There are only four or five companies that own their own pet food plants. The companies that do not own their plants are in the business of printing bags and bidding out who will make their formulation. We recommend pet foods that are made in plants owned by the manufacturer. We have greater confidence in the sourcing of ingredients and the controls over the quality of the food when the manufacturer controls the plant producing the food.
What Kind of Quality Assurance Testing is Done on the Food?
We only recommend brands that meet the most rigorous quality standards.  The companies we are impressed with operate their own on-site, in-house labs.  In the best plants, samples are taken before the ingredients are even received, checking for toxins and contaminants, thus keeping the food safe for your pet. In-Line testing makes sure that the food is meeting formulation standards at every step of the manufacturing process. After the food is made and packaged, storage testing ensures that the product meets all of your dog or cat’s requirements the day you buy it as it did when it was made.

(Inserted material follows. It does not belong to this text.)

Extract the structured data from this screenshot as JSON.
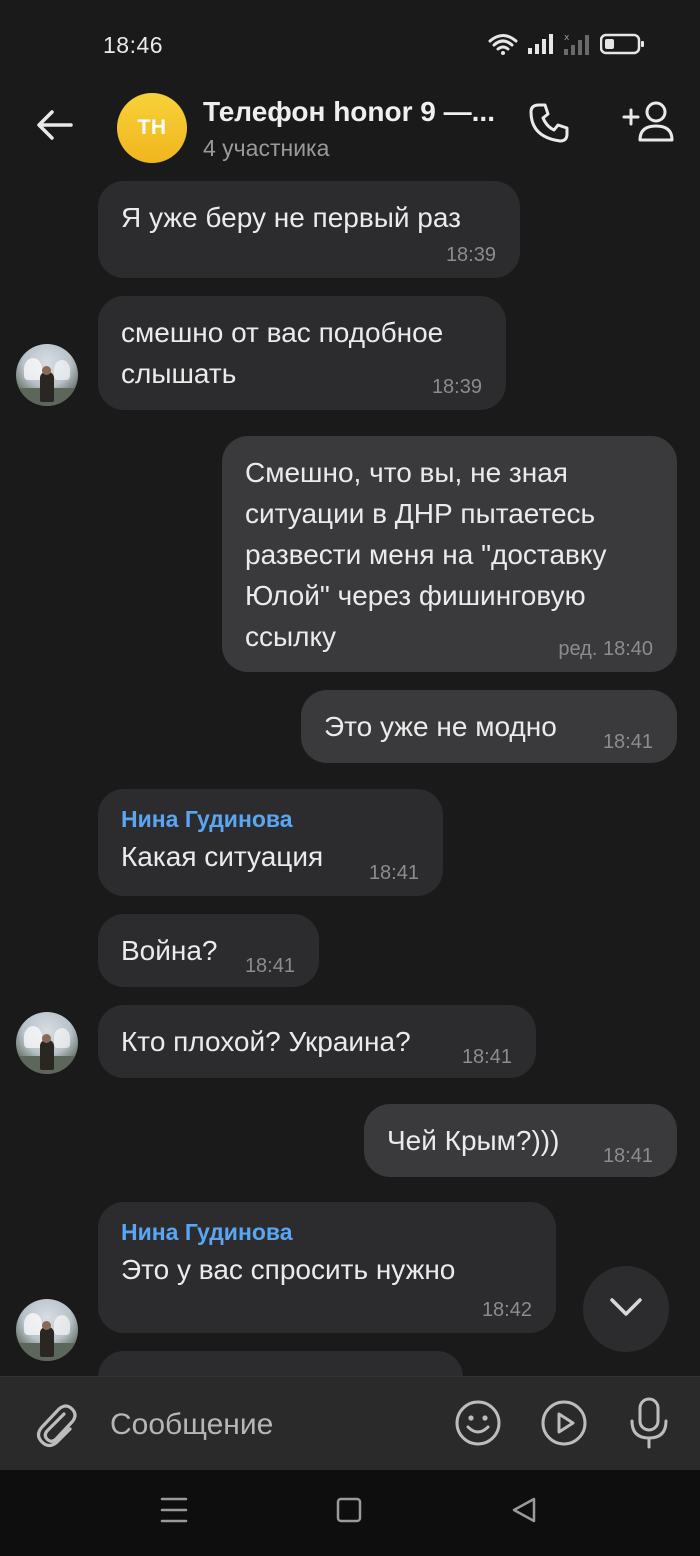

What is Below Salt on the Ingredient List?
In pet food, ingredients are listed in order of weight. Salt (NaCl or Sodium Chloride) is typically 1% of a pet food diet.  Anything lower than salt on the ingredient list makes up less than 1% of diet.  If you see things that you recognize like blueberries, carrots, acacia root etc, ask if there is a nutritional benefit of blueberries at less than 1% of diet. If not, why is that company putting such a small amount in but making big claims about it on the front of the bag.  Ask yourself, what are the ethics of that company? Which do they value more highly: marketing or science?

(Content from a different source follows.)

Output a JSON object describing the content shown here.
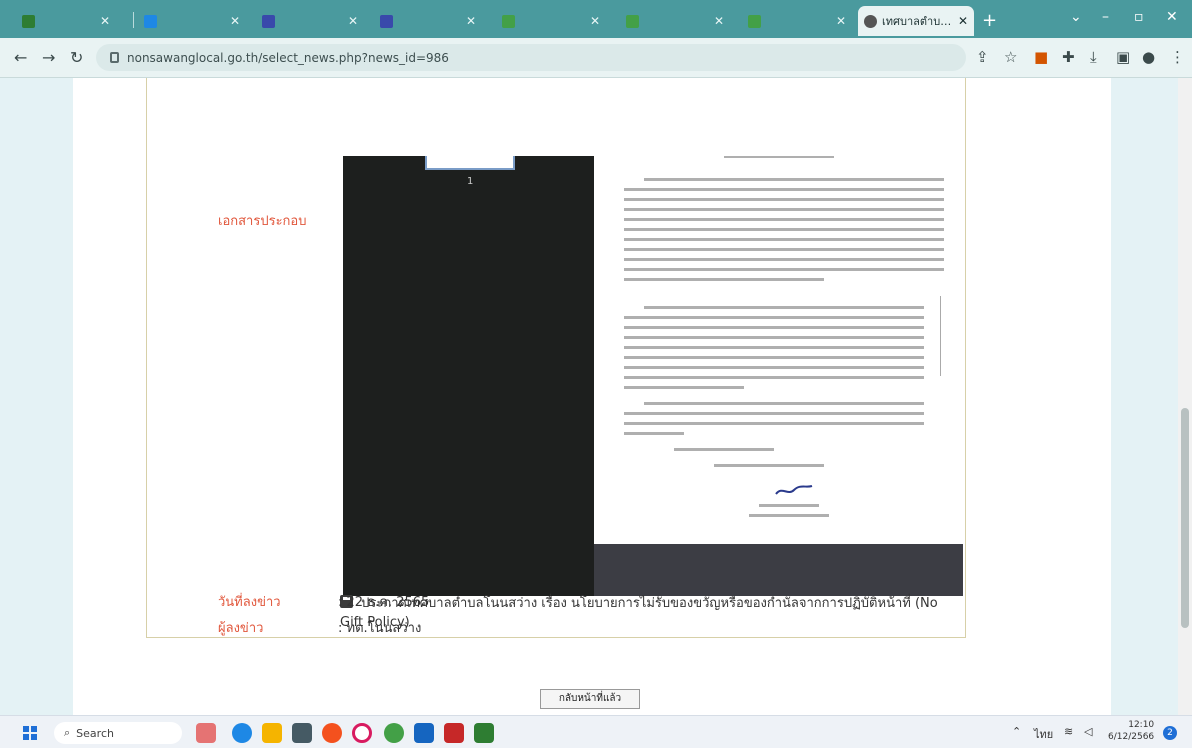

Does the Food Claim “Human-Grade, Holistic, or Natural”?
Human-Grade and Holistic are marketing terms that have no definition in pet food.  The term Human-Grade is not an accepted, or defined, or legal term on pet food labels. Holistic is a term that has a lot of inferred meanings but also is not defined. If the terms are undefined, a statement using these terms by one company can mean something very different than another company. Further, no pet food can be 100% natural. Thiamine, for example, is an important supplement, but the thiamine supply is a synthesized vitamin just like that found in human multivitamins. Thus it is very hard to meet AAFCO’s requirements from 100% natural sources. What are pet foods companies claiming and what are they really telling you when they use these labels? We think it says that they put marketing ahead of science and nutrition.
Does the Pet Food Company Sponsor Basic Nutritional Research at U.S. Veterinary Colleges?
The knowledge base of pet nutrition is always growing and changing.  The best companies are driving that knowledge forward by sponsoring independent researchers to ask important questions about curing diseases that can affect your pet through nutrition.  These studies also help educate future veterinarians.

Does the Pet Food Company have a Board Certified Veterinary Nutritionist on Staff?
There are only about 85 veterinarians in the United States who have gone on to further study to become board certified in veterinary nutrition.  These are the leaders in this industry. Having one or more of these uniquely qualified individuals on staff in your company is a measure of commitment toward nutritional quality and relevance.  
Does the company maintain a well run kennel and cattery?
There is increased and appropriate concern over the plight of research animals. This has caused concern over the conditions of kennels and catteries run by pet food companies.  We have been to the kennel facilities of Hill’s & Science Diet Pet Foods and we have seen how well cared for their pets are.  The cats and dogs there are well loved, cared for, and socialized. The best companies do not conduct any animal studies that involve anything more that taking a blood sample. They maintain a kennel and cattery of happy, well socialized pets that help insure complete nutrition for your pet in all life stages and the palatability of their food. 

Does the company have an “800” number on the bag?
If they do, call it and get their answers to these questions.  If they don’t, or don’t want to answer your questions, why not?

Further Information is Available at ACVN.org, balanceit.com, petdiets.com and of course at Lien Animal Clinic.